Each chapter introduces a new thought-provoking idea and challenges the reader to step back and look at figurative painting in a whole new light. The combination of artists from different countries and different mediums is not only informative, but exciting, thanks to Della Monica’s thoughtful observations and a most readable text.

“Social Statement” introduces artists such as contemporary Chinese realist painter Liu Xiaodong, whose subjects represent the transitional state of affairs in China, presenting working class citizens who struggle to try to benefit from the industrialization of their country, but to no avail.

“Body as Form” features artists likes Kim McCarty whose paintings capture youth as well as beauty, her figures straddling the line between reality and fantasy. Her backgrounds are white and bare, providing a backdrop open to the viewer’s imagination.

In the final chapter “Narrative Paintings,” Della Monica has chosen artists who are, at turns, like dramatists telling stories through their characters but allowing the viewer to fill in the emotional details. Each painting is subject to a unique interpretation by the observer. And that, of course is what art is all about.

It took Della Monica a year to produce the book. But, as she has observed, it is just a snapshot of what is happening.
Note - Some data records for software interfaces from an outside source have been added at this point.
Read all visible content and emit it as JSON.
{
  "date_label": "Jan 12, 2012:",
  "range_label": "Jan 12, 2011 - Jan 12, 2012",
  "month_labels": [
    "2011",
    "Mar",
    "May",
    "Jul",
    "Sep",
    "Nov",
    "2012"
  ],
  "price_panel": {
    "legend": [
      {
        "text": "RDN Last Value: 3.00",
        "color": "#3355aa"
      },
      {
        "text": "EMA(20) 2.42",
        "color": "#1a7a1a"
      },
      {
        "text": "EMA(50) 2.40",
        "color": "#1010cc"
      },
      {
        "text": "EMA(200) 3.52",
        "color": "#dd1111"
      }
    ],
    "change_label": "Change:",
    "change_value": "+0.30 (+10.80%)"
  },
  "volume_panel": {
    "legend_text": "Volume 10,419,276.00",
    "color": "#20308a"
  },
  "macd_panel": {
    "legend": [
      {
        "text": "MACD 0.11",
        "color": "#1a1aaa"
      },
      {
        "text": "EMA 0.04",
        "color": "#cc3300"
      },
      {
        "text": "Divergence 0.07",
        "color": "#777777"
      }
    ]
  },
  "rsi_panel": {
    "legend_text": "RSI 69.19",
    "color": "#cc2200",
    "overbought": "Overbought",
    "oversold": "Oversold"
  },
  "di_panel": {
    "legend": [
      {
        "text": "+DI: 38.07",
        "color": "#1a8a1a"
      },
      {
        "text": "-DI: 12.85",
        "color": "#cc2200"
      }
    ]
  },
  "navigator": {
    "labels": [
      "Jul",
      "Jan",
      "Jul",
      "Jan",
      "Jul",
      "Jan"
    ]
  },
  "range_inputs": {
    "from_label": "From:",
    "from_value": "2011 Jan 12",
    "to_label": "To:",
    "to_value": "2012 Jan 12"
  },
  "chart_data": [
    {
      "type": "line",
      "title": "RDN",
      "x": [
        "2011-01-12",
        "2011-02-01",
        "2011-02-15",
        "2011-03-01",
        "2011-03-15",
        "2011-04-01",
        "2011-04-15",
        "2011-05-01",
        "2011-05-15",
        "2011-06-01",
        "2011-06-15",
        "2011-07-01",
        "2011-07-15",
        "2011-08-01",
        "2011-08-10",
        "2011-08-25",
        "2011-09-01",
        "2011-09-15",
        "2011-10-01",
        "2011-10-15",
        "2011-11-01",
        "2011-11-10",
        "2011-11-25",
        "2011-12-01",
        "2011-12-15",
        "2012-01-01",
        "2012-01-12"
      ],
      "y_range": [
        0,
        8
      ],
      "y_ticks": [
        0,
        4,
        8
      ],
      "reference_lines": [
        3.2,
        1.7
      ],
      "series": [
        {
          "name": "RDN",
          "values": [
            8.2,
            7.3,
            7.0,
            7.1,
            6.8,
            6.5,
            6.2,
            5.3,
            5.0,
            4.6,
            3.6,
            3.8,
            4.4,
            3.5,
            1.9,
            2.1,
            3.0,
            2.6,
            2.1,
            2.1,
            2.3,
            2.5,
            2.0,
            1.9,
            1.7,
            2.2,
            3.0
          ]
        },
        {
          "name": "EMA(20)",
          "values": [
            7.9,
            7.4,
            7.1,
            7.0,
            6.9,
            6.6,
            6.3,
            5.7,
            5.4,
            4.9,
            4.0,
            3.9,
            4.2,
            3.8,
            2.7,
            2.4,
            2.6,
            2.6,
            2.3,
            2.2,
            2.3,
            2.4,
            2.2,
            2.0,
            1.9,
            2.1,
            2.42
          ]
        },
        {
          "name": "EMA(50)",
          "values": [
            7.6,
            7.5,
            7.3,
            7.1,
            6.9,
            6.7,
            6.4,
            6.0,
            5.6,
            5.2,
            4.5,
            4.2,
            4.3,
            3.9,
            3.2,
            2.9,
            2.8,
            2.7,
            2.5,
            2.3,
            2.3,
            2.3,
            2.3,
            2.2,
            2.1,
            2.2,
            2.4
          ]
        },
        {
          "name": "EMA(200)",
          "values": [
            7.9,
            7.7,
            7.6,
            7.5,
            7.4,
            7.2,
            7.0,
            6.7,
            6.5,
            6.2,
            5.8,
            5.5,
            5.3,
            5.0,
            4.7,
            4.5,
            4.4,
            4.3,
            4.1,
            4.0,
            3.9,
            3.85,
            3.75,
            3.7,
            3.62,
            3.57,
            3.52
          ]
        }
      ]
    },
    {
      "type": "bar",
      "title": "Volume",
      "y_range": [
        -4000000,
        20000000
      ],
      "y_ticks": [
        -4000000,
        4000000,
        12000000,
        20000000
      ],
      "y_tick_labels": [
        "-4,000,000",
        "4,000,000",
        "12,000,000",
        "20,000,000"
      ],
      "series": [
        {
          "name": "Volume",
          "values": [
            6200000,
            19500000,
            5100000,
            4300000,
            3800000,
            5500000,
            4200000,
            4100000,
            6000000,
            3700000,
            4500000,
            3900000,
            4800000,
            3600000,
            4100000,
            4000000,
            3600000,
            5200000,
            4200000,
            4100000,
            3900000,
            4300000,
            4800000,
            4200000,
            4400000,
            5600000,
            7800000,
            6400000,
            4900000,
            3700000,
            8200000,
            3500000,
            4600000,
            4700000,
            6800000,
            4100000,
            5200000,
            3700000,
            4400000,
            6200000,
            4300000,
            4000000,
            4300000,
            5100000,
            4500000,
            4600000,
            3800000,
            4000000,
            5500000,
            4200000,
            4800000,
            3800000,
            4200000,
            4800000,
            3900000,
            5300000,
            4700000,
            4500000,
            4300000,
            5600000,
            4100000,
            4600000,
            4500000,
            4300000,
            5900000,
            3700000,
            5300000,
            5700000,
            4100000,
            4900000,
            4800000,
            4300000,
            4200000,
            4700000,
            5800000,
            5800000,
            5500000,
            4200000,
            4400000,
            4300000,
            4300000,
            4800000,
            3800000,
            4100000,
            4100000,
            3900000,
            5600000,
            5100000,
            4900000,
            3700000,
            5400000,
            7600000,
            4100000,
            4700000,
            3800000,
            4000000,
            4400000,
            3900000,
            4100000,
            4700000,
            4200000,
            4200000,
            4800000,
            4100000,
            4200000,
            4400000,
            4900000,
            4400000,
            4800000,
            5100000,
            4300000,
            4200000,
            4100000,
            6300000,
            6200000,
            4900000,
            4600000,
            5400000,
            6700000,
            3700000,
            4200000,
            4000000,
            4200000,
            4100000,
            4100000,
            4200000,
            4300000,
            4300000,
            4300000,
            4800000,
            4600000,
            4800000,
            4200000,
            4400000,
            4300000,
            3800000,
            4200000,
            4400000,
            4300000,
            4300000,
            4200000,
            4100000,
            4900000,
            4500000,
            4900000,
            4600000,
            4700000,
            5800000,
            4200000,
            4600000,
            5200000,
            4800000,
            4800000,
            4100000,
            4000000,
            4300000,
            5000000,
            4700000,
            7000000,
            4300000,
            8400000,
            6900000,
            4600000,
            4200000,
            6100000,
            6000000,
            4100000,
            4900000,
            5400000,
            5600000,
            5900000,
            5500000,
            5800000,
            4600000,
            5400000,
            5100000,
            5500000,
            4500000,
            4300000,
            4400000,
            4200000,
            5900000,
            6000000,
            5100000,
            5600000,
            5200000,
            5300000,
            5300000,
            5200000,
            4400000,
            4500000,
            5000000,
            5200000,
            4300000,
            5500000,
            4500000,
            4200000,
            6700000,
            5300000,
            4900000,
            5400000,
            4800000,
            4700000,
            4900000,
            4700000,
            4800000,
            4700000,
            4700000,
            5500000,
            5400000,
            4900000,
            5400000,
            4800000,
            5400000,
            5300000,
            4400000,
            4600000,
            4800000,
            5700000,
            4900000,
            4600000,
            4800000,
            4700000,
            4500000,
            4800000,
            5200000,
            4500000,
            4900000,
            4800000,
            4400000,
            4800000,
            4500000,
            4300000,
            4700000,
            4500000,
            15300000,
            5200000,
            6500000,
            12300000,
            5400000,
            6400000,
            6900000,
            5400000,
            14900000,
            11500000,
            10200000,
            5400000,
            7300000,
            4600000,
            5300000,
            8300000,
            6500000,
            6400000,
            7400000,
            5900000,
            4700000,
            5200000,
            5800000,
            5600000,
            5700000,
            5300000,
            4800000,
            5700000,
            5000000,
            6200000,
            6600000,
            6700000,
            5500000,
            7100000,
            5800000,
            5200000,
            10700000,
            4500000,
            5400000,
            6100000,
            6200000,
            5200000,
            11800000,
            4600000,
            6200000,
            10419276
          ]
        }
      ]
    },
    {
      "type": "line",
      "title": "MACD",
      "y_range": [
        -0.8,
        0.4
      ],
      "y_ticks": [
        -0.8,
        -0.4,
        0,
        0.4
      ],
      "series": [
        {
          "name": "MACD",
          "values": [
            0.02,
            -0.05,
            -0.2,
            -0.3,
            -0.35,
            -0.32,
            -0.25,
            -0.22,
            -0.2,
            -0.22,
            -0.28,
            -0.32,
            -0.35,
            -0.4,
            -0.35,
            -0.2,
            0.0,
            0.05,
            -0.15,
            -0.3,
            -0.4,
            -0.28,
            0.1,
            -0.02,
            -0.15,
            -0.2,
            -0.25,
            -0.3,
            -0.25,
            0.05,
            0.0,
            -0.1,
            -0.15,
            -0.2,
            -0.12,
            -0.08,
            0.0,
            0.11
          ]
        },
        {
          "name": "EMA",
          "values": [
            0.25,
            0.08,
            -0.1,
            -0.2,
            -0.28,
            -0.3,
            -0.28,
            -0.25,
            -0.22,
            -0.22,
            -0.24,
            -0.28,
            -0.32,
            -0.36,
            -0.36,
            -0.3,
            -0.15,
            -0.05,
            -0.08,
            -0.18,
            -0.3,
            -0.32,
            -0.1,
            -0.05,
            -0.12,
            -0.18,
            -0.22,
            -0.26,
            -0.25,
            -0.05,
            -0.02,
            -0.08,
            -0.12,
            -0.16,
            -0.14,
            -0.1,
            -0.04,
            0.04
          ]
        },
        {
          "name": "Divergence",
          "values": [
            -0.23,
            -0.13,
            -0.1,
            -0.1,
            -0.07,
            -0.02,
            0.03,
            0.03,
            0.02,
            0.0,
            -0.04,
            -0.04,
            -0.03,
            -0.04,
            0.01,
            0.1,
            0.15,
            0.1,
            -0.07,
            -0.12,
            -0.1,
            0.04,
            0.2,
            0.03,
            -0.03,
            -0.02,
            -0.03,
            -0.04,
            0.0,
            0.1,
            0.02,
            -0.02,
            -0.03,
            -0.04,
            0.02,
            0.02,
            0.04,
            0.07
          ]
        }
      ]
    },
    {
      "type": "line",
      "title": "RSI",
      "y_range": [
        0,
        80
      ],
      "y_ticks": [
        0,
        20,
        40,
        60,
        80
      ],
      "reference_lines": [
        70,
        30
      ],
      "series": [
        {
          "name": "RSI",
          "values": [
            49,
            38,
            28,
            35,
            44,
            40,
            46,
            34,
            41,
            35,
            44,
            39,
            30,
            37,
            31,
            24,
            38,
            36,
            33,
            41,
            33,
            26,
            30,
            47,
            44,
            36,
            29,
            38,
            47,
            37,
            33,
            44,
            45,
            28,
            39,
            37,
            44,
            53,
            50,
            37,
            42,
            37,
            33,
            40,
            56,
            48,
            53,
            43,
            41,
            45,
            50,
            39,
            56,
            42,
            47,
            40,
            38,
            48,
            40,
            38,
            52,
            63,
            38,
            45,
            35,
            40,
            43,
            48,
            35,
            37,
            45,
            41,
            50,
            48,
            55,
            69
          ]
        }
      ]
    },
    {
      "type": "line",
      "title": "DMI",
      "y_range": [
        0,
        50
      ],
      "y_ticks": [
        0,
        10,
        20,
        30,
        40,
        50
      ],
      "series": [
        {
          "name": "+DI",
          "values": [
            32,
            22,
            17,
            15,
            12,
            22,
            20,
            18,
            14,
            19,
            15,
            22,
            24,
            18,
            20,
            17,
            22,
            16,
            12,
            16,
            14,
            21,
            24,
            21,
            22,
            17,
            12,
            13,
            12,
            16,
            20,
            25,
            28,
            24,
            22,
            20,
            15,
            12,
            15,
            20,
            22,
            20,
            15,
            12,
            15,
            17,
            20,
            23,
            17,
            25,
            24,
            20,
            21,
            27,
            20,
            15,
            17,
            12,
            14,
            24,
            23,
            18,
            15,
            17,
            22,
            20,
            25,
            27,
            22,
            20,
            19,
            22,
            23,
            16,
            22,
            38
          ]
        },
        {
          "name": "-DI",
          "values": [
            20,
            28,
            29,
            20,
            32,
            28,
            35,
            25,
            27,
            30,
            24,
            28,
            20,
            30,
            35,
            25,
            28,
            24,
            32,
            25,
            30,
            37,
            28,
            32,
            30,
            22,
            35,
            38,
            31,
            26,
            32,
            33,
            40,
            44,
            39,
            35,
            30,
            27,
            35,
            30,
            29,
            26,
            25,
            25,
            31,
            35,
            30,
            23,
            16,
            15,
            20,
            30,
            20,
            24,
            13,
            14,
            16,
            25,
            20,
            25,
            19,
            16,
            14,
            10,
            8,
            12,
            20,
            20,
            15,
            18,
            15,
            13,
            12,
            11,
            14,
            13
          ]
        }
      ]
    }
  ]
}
Five years from now there will be a new crop of artists expanding and interpreting this genre in their own way.

“It’s happening in every area of art,” said Della Monica. “Abstract painting, for instance. There was a sea change in the late 1940s and into the 1950s. Jackson Pollock and other abstract expressionists were all painting huge works opening the viewer’s eyes to a whole different set of ideas. But abstract painting is more covert than figurative painting. The work is beautiful, but I don’t know that there are as many questions to answer. It is meant to be looked at and not necessarily explained or be read into. There is not a narrative that has to be explored. I haven’t figured out how to do a book on abstract painting, but it certainly challenges me.”

And as Della Monica is always open to a challenge, we can look forward to her next book and discover a whole new aspect of abstract painting.